The National Museum of Modern and Contemporary Art, Korea, first raised the idea of restoring video art pioneer Paik Nam-June’s largest installation work, “The More the Better,” after it was shut down in 2018 due to technical problems. The museum is conducting a three-year restoration project for the masterpiece, which began last year.
“We are replacing 268 CRT monitors, which are 6 or 10 inches, installed at the upper part of the video tower, with LED monitors. We will complete installing the new LED monitors by the end of December,” said Kwon In-cheol, media conservator at MMCA, during an online academic symposium streamed Friday. “We are also repairing the other 735 of the 1,003 CRT monitors.”

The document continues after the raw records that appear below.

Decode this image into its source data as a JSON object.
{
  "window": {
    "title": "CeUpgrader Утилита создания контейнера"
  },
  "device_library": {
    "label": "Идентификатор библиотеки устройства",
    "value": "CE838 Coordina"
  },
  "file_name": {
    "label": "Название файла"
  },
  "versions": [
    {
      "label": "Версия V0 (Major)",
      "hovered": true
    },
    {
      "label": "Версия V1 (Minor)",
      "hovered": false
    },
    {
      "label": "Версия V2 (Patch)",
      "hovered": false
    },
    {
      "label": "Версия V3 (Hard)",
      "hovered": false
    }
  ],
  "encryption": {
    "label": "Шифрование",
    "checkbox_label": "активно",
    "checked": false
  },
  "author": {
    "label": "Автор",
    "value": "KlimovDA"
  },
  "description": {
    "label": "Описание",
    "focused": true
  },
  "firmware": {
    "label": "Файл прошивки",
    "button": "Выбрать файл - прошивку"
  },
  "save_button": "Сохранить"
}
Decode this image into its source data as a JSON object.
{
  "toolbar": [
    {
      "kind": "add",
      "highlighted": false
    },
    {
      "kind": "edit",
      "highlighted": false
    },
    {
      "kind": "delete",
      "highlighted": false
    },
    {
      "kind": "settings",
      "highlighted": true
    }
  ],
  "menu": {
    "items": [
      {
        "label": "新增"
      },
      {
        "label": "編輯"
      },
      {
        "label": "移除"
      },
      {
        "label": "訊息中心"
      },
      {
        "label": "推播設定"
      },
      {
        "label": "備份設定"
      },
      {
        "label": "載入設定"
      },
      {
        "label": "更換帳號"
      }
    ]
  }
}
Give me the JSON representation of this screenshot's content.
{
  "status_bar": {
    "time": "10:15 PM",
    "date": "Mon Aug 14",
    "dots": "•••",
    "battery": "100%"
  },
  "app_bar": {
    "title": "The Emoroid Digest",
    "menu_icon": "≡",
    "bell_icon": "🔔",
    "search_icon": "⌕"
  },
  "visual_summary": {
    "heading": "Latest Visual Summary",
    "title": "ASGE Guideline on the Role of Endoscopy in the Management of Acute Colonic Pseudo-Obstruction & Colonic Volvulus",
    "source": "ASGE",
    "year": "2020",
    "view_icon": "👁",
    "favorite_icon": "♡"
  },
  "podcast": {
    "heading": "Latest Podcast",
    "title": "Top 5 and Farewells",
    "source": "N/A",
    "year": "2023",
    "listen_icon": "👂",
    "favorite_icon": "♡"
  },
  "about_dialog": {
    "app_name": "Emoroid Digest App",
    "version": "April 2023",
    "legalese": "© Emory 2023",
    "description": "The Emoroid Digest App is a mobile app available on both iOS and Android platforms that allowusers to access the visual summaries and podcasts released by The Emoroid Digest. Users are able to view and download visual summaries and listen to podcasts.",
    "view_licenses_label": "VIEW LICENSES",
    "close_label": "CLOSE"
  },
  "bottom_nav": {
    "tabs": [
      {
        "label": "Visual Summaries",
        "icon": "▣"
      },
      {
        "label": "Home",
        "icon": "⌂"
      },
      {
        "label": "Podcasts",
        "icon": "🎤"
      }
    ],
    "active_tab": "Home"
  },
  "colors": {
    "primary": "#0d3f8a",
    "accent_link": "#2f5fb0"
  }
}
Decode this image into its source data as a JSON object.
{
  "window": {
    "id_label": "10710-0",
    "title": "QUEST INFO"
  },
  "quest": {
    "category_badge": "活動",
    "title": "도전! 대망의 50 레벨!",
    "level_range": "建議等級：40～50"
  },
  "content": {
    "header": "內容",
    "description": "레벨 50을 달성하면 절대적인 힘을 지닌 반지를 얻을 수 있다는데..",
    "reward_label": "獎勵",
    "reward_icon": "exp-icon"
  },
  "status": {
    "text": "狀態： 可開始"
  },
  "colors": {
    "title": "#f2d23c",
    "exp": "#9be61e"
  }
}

The museum announced its three-year plan to restore the five-story video tower in 2019, with the aim of keeping the artwork’s prototype. The main work referenced is Paik’s “Fin de Siecle II” at Whitney Museum, which consists of 207 monitors. It went through an eight-year restoration process, according to the museum.
“The More the Better” was installed in 1988 at the museum’s venue in Gwacheon, Gyeonggi Province, becoming the artist’s largest work. The online symposium, titled “What did ‘The More The Better’ bring to us?” is available on the museum’s official YouTube channel until Dec. 10.
Among the media art experts and overseas museum officials who shared their experiences at the symposium were Patricia Falcao, a time-based media conservator from Tate Modern in London; Peter Oleksik, an associate media conservator from the Museum of Modern Art in New York City; Joshua Churchill, collections technical assistant manager from the San Francisco Museum of Modern Art; and Dorcas Muller, chief of ZKM Antiquated Video Systems Laboratory in Karlsruhe, Germany.
Lee Jung-sung, a technician who worked with Paik on the video tower, said the restoration of the masterpiece requires much discussion because the repair of digital art works has a relatively short history.
“No guidelines have been established for media arts. We are ‘creating’ them as we conserve and restore ‘The More the Better.’ Therefore, the MMCA is doing very significant work,” Lee said.
While noting that some people who wished to replace the cathode ray tube monitors with light-emitting diode monitors may be unhappy with the museum’s decision to maintain the prototype, he said technology continues to advance and that flexible LCD monitors will become more affordable in the next 10 years.
“One day, he (Paik) visited me and asked if I could join him in creating a video tower with 1,003 monitors. It sounded absurd at first, but it became a turning point in my life. I did not even know about media art back then,” he recalled.
By Park Yuna (firstname.lastname@example.org